At the end of the day, quality will always be rewarded. Calves with good growth potential, that show quality genetics through confirmation and phenotype will continue to bring demanded in the market place. Neel believes, “If you bring good quality calves to the market, buyers will pay for them.”
Sire selection becomes key in making genetic improvements to your herd. Each cow has the ability to genetically influence only one calf per year, however, a herd sire has the opportunity to influence 25 to 30 calves annually (in natural breeding system). Making breeding decisions that lead to genetically superior calves with strong performance characteristics is key in having a successful day at the livestock market.
In addition, buyers can tell if calves come from an operation with good management practices. “Calves need at least one round of shots, two is best” said Neel, “and when a calf comes in that is dehorned, castrated, and has a tag in its ear, you can tell they come from an operation with good management practices.” These good management practices will pay off. According to Neel you will typically see a $0.10/lbs increase at the livestock auction.
“Buyers DO NOT discount for implanted calves, in fact, most of the time they don’t know whether or not the calves have been implanted when they come through the market ring,” said Neel. So why do only 9.8% of cattle producers in the U.S. implant their calves? (Figure 1)
Since being approved for use in beef calves in the 1950’s, growth implants have shown consistent increases in the average daily gain (ADG) of suckling calves. A review of research on implanting calves by Dr. Selk, Oklahoma State University (4) shows that an increased ADG of 0.10 lb/day in steers and 0.12 to 0.14 lb/day in heifers when implants are properly administered. Implants are most effective when calves from 60 to 180 days of age. This date would support that an average weight gain of 12 pounds pre-weaning would result from implanting a steer calf in your herd.
Growth implants for calves cost around $1.00 per head plus labor. This week at the Dothan Livestock Market, Medium to Large, 1 & 2 450 lbs steers brought up to $1.49 Therefore, 12 pounds of addition gain, with $1.00 of expense, would result in a tremendous return on investment of $17.88 per head. There are few tools that beef producers can invest $1.00 in that provide such an excellent return.
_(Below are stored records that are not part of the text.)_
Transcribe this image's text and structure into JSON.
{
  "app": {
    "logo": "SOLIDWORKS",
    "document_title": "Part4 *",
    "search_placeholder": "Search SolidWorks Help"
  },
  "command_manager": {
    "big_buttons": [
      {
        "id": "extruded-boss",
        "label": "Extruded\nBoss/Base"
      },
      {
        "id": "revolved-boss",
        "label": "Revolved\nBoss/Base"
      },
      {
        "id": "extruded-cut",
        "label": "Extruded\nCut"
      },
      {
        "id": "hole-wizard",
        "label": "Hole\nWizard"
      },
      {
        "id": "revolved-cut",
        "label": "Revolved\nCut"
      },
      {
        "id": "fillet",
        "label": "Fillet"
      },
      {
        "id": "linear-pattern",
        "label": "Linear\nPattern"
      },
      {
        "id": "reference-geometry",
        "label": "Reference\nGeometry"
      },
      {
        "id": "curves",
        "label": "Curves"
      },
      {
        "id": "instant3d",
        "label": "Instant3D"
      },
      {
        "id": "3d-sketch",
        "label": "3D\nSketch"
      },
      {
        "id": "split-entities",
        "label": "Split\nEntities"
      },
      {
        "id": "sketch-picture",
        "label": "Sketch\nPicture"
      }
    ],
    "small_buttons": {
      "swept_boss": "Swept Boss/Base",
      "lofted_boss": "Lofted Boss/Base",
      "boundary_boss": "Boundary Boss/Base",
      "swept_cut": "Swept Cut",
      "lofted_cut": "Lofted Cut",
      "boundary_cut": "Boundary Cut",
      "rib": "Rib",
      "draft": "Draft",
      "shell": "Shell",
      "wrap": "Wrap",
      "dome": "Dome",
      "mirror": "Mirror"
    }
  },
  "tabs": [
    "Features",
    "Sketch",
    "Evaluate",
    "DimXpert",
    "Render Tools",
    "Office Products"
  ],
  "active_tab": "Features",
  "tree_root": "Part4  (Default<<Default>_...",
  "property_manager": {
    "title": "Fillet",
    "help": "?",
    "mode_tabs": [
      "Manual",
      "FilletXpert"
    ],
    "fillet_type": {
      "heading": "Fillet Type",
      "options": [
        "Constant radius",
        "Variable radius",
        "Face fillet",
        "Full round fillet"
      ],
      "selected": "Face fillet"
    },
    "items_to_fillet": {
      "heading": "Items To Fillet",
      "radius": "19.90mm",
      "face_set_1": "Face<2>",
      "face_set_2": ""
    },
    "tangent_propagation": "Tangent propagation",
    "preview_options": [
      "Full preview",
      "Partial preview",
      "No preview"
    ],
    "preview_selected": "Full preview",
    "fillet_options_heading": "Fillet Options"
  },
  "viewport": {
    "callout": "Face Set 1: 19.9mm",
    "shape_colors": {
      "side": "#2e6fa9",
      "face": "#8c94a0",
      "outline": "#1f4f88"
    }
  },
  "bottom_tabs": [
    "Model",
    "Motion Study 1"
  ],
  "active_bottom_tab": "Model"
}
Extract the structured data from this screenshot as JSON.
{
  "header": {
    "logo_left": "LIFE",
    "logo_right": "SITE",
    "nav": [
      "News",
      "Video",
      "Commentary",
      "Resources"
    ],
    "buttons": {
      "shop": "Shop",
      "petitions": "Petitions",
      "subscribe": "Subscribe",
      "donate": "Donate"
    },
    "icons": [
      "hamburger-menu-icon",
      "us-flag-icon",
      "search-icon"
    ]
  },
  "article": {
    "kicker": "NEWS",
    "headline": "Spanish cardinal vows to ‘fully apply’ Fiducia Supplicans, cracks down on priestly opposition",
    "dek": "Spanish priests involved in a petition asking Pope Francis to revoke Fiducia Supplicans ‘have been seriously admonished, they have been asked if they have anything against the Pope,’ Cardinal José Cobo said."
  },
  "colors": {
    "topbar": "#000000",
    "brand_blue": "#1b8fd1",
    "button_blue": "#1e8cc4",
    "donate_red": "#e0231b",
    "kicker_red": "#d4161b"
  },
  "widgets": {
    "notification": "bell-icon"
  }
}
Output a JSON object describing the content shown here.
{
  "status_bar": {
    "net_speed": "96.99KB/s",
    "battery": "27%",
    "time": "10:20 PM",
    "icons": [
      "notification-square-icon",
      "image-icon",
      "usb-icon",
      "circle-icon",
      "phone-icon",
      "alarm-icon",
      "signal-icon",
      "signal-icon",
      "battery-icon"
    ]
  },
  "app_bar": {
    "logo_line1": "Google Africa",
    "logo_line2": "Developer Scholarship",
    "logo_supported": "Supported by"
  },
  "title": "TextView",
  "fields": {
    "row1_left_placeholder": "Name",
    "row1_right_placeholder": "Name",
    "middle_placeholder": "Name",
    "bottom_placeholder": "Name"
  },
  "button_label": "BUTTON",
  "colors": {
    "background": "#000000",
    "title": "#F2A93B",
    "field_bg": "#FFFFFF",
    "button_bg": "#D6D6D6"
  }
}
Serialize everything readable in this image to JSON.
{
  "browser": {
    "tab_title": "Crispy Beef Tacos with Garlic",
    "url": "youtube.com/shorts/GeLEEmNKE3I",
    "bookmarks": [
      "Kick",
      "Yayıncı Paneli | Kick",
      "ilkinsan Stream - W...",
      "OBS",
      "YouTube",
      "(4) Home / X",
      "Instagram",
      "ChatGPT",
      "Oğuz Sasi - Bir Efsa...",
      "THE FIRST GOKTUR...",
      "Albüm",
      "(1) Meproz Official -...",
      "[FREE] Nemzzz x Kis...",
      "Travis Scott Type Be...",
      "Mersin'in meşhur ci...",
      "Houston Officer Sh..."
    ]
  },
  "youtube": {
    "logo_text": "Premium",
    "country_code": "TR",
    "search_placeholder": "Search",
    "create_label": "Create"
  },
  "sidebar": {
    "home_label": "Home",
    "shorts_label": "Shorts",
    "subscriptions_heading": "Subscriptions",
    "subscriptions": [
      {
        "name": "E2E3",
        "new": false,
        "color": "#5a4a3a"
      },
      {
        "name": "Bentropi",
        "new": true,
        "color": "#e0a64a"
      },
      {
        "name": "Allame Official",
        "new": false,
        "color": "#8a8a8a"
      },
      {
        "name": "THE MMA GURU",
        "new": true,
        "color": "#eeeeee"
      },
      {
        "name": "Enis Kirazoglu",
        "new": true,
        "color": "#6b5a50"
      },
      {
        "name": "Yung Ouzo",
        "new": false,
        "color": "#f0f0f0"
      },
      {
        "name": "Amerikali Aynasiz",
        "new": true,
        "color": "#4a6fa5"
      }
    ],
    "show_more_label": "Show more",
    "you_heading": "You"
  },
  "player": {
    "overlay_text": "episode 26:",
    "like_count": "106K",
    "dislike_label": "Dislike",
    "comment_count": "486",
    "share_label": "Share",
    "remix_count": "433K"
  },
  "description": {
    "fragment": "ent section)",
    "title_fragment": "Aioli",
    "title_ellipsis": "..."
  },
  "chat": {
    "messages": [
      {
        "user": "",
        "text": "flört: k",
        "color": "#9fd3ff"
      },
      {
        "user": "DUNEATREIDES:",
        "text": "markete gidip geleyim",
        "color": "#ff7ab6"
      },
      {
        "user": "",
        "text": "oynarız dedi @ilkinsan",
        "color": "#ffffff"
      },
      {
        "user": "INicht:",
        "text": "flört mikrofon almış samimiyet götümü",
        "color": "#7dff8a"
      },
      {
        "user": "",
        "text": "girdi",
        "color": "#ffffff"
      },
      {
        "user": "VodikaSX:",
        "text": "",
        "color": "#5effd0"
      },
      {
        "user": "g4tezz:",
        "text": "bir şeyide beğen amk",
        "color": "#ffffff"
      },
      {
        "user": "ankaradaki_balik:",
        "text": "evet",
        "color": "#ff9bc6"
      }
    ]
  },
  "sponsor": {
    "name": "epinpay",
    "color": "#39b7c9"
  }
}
While some producers will say they have implanted their calves and did not notice a difference, a 12 pound difference in overall weaning weights could be difficult to visibly notice, even to the most experience cattle producers, however, the additional $17.88 per head would be easy to notice in the market check.
As bull sale season draws near, producers need to keep in mind that investing in superior genetics will pay dividends when calves are marketed. In addition, implementing basic management strategies, such as castrations, dehorning, vaccinations, and utilization of growth implants will add to the total value of calves sold at your local market.
- Amie Imler, Todd Thrift, Matt Hersom, and Joel Yelich, Effect of Age at Castration on Beef Calf Performance
- Berry, B.A., W.T. Choat, D.R. Gill, C.R. Krehbiel, R.A. Smith, and R.L. Ball, Oklahomate State. Effect of Castration on Health and Performance of Newly Received Stressed Feedlot Calves
- Martha Thomas and Matt Hersom, Considerations for Selecting a Bull
- Selk, G. 1997. Implants for suckling steer and heifer calves and potential replacement heifers. In Symposium: Impact of implants on performance and carcass value of beef cattle (pp. 40-50). Stillwater: Oklahoma Agricultural Experiment Station.
- Matt Hersom and Todd Thrift, Implants for Cow-Calf and Stocker Beef Cattle
- 2007-2008 USDA Reference of Beef Cow-calf Management Practices in the United States